Following our previous post on how to clear a blocked bottle trap, we have received some questions on the different types of traps and gullies are and what their function is in the overall drainage system. As you can see below they play a very important part in the drainage system and also help to keep us safe.
What is a drain trap / gully?
A drain trap or gully is used to connect the pipe from your home into an underground drainage system. The aim of the drain trap is to allow waste to go down the drainage system, whilst preventing harmful insects, vermin and sewer gases from entering the property by going back up the pipe.
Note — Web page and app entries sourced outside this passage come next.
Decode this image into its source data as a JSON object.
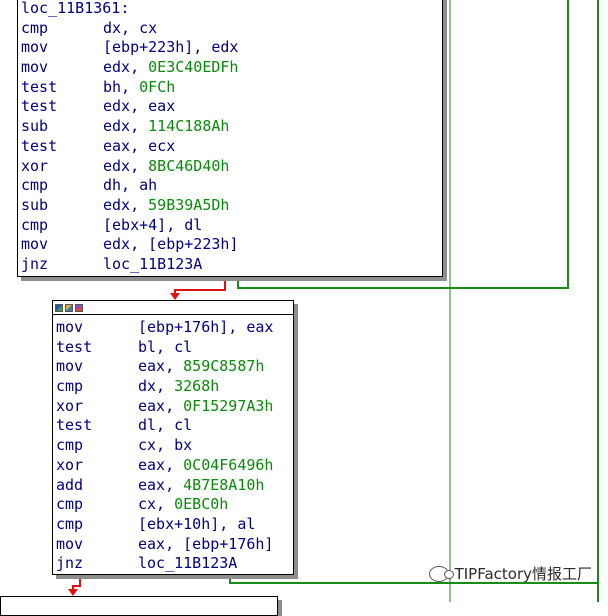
{
  "colors": {
    "true_edge": "#188c18",
    "false_edge": "#e01010",
    "text": "#000080",
    "number": "#0a8a0a"
  },
  "block1": {
    "label": "loc_11B1361:",
    "lines": [
      {
        "mn": "cmp",
        "ops": [
          {
            "t": "dx, cx",
            "c": "op"
          }
        ]
      },
      {
        "mn": "mov",
        "ops": [
          {
            "t": "[ebp+223h], edx",
            "c": "op"
          }
        ]
      },
      {
        "mn": "mov",
        "ops": [
          {
            "t": "edx, ",
            "c": "op"
          },
          {
            "t": "0E3C40EDFh",
            "c": "num"
          }
        ]
      },
      {
        "mn": "test",
        "ops": [
          {
            "t": "bh, ",
            "c": "op"
          },
          {
            "t": "0FCh",
            "c": "num"
          }
        ]
      },
      {
        "mn": "test",
        "ops": [
          {
            "t": "edx, eax",
            "c": "op"
          }
        ]
      },
      {
        "mn": "sub",
        "ops": [
          {
            "t": "edx, ",
            "c": "op"
          },
          {
            "t": "114C188Ah",
            "c": "num"
          }
        ]
      },
      {
        "mn": "test",
        "ops": [
          {
            "t": "eax, ecx",
            "c": "op"
          }
        ]
      },
      {
        "mn": "xor",
        "ops": [
          {
            "t": "edx, ",
            "c": "op"
          },
          {
            "t": "8BC46D40h",
            "c": "num"
          }
        ]
      },
      {
        "mn": "cmp",
        "ops": [
          {
            "t": "dh, ah",
            "c": "op"
          }
        ]
      },
      {
        "mn": "sub",
        "ops": [
          {
            "t": "edx, ",
            "c": "op"
          },
          {
            "t": "59B39A5Dh",
            "c": "num"
          }
        ]
      },
      {
        "mn": "cmp",
        "ops": [
          {
            "t": "[ebx+4], dl",
            "c": "op"
          }
        ]
      },
      {
        "mn": "mov",
        "ops": [
          {
            "t": "edx, [ebp+223h]",
            "c": "op"
          }
        ]
      },
      {
        "mn": "jnz",
        "ops": [
          {
            "t": "loc_11B123A",
            "c": "lbl"
          }
        ]
      }
    ]
  },
  "block2": {
    "lines": [
      {
        "mn": "mov",
        "ops": [
          {
            "t": "[ebp+176h], eax",
            "c": "op"
          }
        ]
      },
      {
        "mn": "test",
        "ops": [
          {
            "t": "bl, cl",
            "c": "op"
          }
        ]
      },
      {
        "mn": "mov",
        "ops": [
          {
            "t": "eax, ",
            "c": "op"
          },
          {
            "t": "859C8587h",
            "c": "num"
          }
        ]
      },
      {
        "mn": "cmp",
        "ops": [
          {
            "t": "dx, ",
            "c": "op"
          },
          {
            "t": "3268h",
            "c": "num"
          }
        ]
      },
      {
        "mn": "xor",
        "ops": [
          {
            "t": "eax, ",
            "c": "op"
          },
          {
            "t": "0F15297A3h",
            "c": "num"
          }
        ]
      },
      {
        "mn": "test",
        "ops": [
          {
            "t": "dl, cl",
            "c": "op"
          }
        ]
      },
      {
        "mn": "cmp",
        "ops": [
          {
            "t": "cx, bx",
            "c": "op"
          }
        ]
      },
      {
        "mn": "xor",
        "ops": [
          {
            "t": "eax, ",
            "c": "op"
          },
          {
            "t": "0C04F6496h",
            "c": "num"
          }
        ]
      },
      {
        "mn": "add",
        "ops": [
          {
            "t": "eax, ",
            "c": "op"
          },
          {
            "t": "4B7E8A10h",
            "c": "num"
          }
        ]
      },
      {
        "mn": "cmp",
        "ops": [
          {
            "t": "cx, ",
            "c": "op"
          },
          {
            "t": "0EBC0h",
            "c": "num"
          }
        ]
      },
      {
        "mn": "cmp",
        "ops": [
          {
            "t": "[ebx+10h], al",
            "c": "op"
          }
        ]
      },
      {
        "mn": "mov",
        "ops": [
          {
            "t": "eax, [ebp+176h]",
            "c": "op"
          }
        ]
      },
      {
        "mn": "jnz",
        "ops": [
          {
            "t": "loc_11B123A",
            "c": "lbl"
          }
        ]
      }
    ]
  },
  "watermark": {
    "text": "TIPFactory情报工厂",
    "icon": "wechat-icon"
  }
}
They are designed to discharge surface water, either rainwater or grey waste – namely waste from your kitchen, toilet or bathroom, including dishwashers, washing machines, sinks, baths, showers and toilets.
The two most common gullies work on a similar principle, waste water flows down the body of the gully then out and back up through a higher outlet.
This leaves some water in the gully to act as a water seal and prevent the sewer gas from coming back up. These gases can include methane, carbon monoxides and sulphide which are unsafe to health and can even be fatal.
What is the difference between a P gully trap and a Bottle trap gully?
The two main types of gully trap are the P trap and the bottle trap.
The P trap gets its name from its shape. It is a plumbing fixture where water runs into an opening called a gully hopper, this leads to a pipe that curves at the bottom and goes back upwards before joining the main underground drainage system. This can make it look a little like a letter P, though there are similar traps in Q and S shapes depending on how the drainage system connects, though they work on a similar principle.
The idea is that the P creates a space to trap water which forms a barrier to prevent smells and gasses from escaping inside the pipe. The main problem with these is due to their shape it is impossible to clear through drain rodding as the rods will be unable to get past the sharp bend in the pipe. Instead we would recommend contacting a drainage specialist who can clear the pipe using electro-mechanical pipe cleaning.
It is also possible with an S or Q trap that a large volume of water can move through the pipe with such suction that it could particularly empty or even empty the trap section – meaning the water seal is broken and gases could potentially rise into the fixture. However a P trap has a horizontal arm which slows the flow of water down enough for this to be prevented.
Other names for the P trap include S trap, Q trap and U-bend.
The bottle trap gully is different, it does not trap water in a curved section, instead it uses a bottle shape with an inner sleeve. Water drops down the centre of the trap and then it is forced up between the sleeve and side of the bottle trap to the outlet waste pipe where it can flow into the drainage system. This type of trap is commonly used under bathroom and kitchen sinks.
The key difference is that these drains are ridable and also the central chamber within the trap is removable, making it easier to clean the bottle gully trap over a p trap – you can find out how to do so here.
Other trap types
There are some other types of traps which can be seen in a drainage system. Most commonly grease traps and intercepting traps.
A grease trap is installed in the waste pipes and its purpose is to separate grease from the liquid whilst also retaining the grease so it can be disposed of separately. This can help keep your drainage system from becoming blocked with grease or fat, though if your drainage system is blocked with fat we have some steps in our blog post here to help.
An intercepting trap is provided further along the drainage system by the interceptor chamber which intercepts a building sewer and a public sewer. Again it has a similar function with the aim of preventing gases from public sewers ending up in the building sewer systems that are connected to it.
Another type of trap which is sometimes used in older properties is a drum trap which is used to connect to bathtub drains. They are usually made of cast iron, lead or occasionally brass with a screw top and bottom. The large amount of water from the bathtub enters into the bottom of the trap and exits near the top, so waste water fills the trap and creates the water plug before flowing out. Unfortunately unlike a bottle trap they are very hard to clean with rodding and debris can settle and collect in the trap, causing blockages.
If you are having a problem with a blocked drain, potentially caused by a blocked trap or gully then it may be a good idea to speak to a drainage professional.
Argo Drains has over 25 years experience in the plumbing, drainage and sanitation industries. We provide our services from our bases in Lichfield and Stoke on Trent to domestic and commercial clients throughout the area. If you would like to find out more, or require emergency durian unblocking and repair, then speak to us on our 24/7 emergency helpline by calling 0121 663 6683. Alternatively, fill in our short enquiry form and we will get back to you.